══ Exercise data ══
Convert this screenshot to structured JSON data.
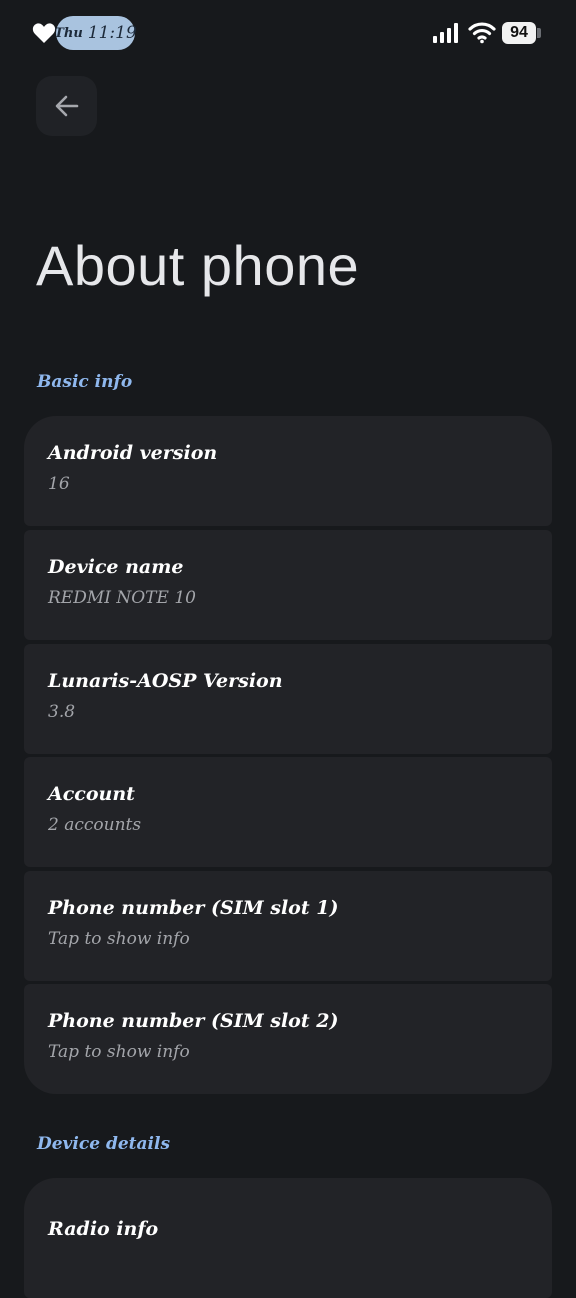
{
  "status_bar": {
    "day": "Thu",
    "time": "11:19",
    "battery": "94",
    "icons": [
      "heart-icon",
      "signal-icon",
      "wifi-icon",
      "battery-icon"
    ]
  },
  "header": {
    "back_icon": "arrow-left-icon",
    "title": "About phone"
  },
  "sections": [
    {
      "label": "Basic info",
      "items": [
        {
          "title": "Android version",
          "subtitle": "16"
        },
        {
          "title": "Device name",
          "subtitle": "REDMI NOTE 10"
        },
        {
          "title": "Lunaris-AOSP Version",
          "subtitle": "3.8"
        },
        {
          "title": "Account",
          "subtitle": "2 accounts"
        },
        {
          "title": "Phone number (SIM slot 1)",
          "subtitle": "Tap to show info"
        },
        {
          "title": "Phone number (SIM slot 2)",
          "subtitle": "Tap to show info"
        }
      ]
    },
    {
      "label": "Device details",
      "items": [
        {
          "title": "Radio info"
        }
      ]
    }
  ],
  "colors": {
    "background": "#17191c",
    "card": "#222327",
    "accent": "#8fb8ee",
    "time_pill": "#a9c3df"
  }
}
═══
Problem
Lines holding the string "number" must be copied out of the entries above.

Exercise solution
          "title": "Phone number (SIM slot 1)",
          "title": "Phone number (SIM slot 2)",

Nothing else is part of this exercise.